  President Kiir and FVP Riek Machar. Photo: TRR World   By Kuir  ë Garang (Editor) One of the main problems with African leaders, and South Sudanese leaders in particular, is the dissonance between what they say and what they do.  Anyone paying a close attention to their public speeches would agree with me that there is value and truth in what they say when it comes to the people. But the value and truth in their statements remain where they utter them: at the podium .  Since he was sworn in as the First Vice President of Sudan and the President of the autonomous Southern Sudan on August 11, 200 5, President Salva Kiir has been speaking up against corruption. He even reminded the leadership of the SPLM about the reasons for which they took up arms to fight for the freedom of South Sudanese people.   The president, however, has not put down any preventative modalities that can ensure that corruption is either eliminated or mitigated. Fighting corrupting and building South Sudan have

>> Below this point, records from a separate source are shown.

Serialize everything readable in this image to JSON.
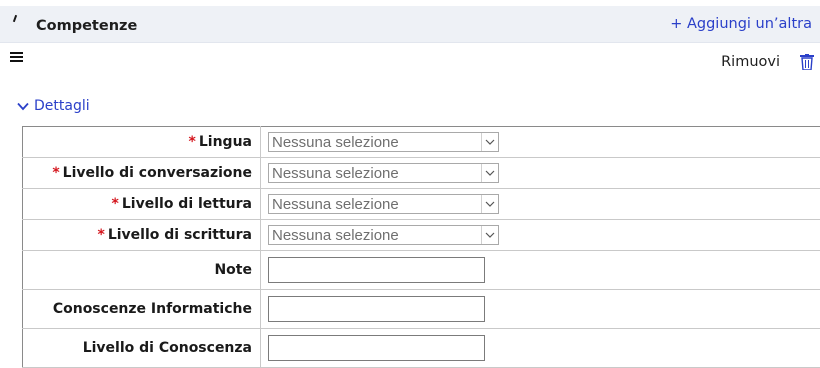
{
  "section": {
    "title": "Competenze",
    "add_link_label": "+ Aggiungi un’altra"
  },
  "item_toolbar": {
    "menu_icon": "hamburger-icon",
    "remove_label": "Rimuovi",
    "remove_icon": "trash-icon"
  },
  "details": {
    "toggle_label": "Dettagli",
    "toggle_icon": "chevron-down-icon"
  },
  "fields": {
    "lingua": {
      "label": "Lingua",
      "required": true,
      "value": "Nessuna selezione"
    },
    "livello_conversazione": {
      "label": "Livello di conversazione",
      "required": true,
      "value": "Nessuna selezione"
    },
    "livello_lettura": {
      "label": "Livello di lettura",
      "required": true,
      "value": "Nessuna selezione"
    },
    "livello_scrittura": {
      "label": "Livello di scrittura",
      "required": true,
      "value": "Nessuna selezione"
    },
    "note": {
      "label": "Note",
      "value": ""
    },
    "conoscenze_informatiche": {
      "label": "Conoscenze Informatiche",
      "value": ""
    },
    "livello_conoscenza": {
      "label": "Livello di Conoscenza",
      "value": ""
    }
  },
  "required_marker": "*",
  "colors": {
    "link": "#2b40c9",
    "required": "#d4141c",
    "header_bg": "#eef1f6"
  }
}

Is it not time for the people to drive SPLM into the sea?

Image
By Kuir  ë  Garang* "If the SPLA cannot deliver anything and we just shout ‘REVOLUTION! and the cattle of the people are not vaccinated; their children are not vaccinated; there is nothing to eat; there are no basic necessities of life; no clothes in the market; no needle, no razer blade…the barest minimum of things are not available…then the people will drive us into the sea. Even if there is no sea here, they will find a sea to drive us to." ~   Dr. John Garang de Mabior, 1990 SPLM as a political party has failed in what it pledged to offer the people of South Sudan. This is not from me but from SPLM leaders themselves as they laid out their failures and leadership indifference on December 6 th , 2013 .   This was reiterated by SPLM’s former secretary General, Pagan Amum, on SBS Dinka Radio on November 19 th , 2014. That SPLM has failed is something on which we can all agree. The logical consequence of that admission would then be the formulation of the way forward. Unfor

Child Soldiers' Recruitment and Trafficking Persist in South Sudan Despite Commitment To Action Plans

Image
 By BANDAK LUL " The report indicates that in 2019, the government of South Sudan put in place a policy or pattern of employing or recruiting child soldiers, which government security and law enforcement officers continued to recruit and use child soldiers, at times by force, and did not hold any members of the South Sudan People’s Defense Forces (SSPDF) or South Sudan National Police Service (SSNPS) criminally accountable for these unlawful acts."   Photo courtesy of Author's Facebook account In June 2020, the United States Department of State released the 20th edition of the  Trafficking in Persons Report , which annually develops a ranking system that divides countries into 3 tiers based on governments’ efforts to fight human trafficking. In the Tier 3 category, countries not fully meeting or making significant efforts to meet the U.S. Trafficking Victims Protection Act of 2000’s (TVPA) minimum standards risk restrictions and the loss of U.S. civilian aid worth tens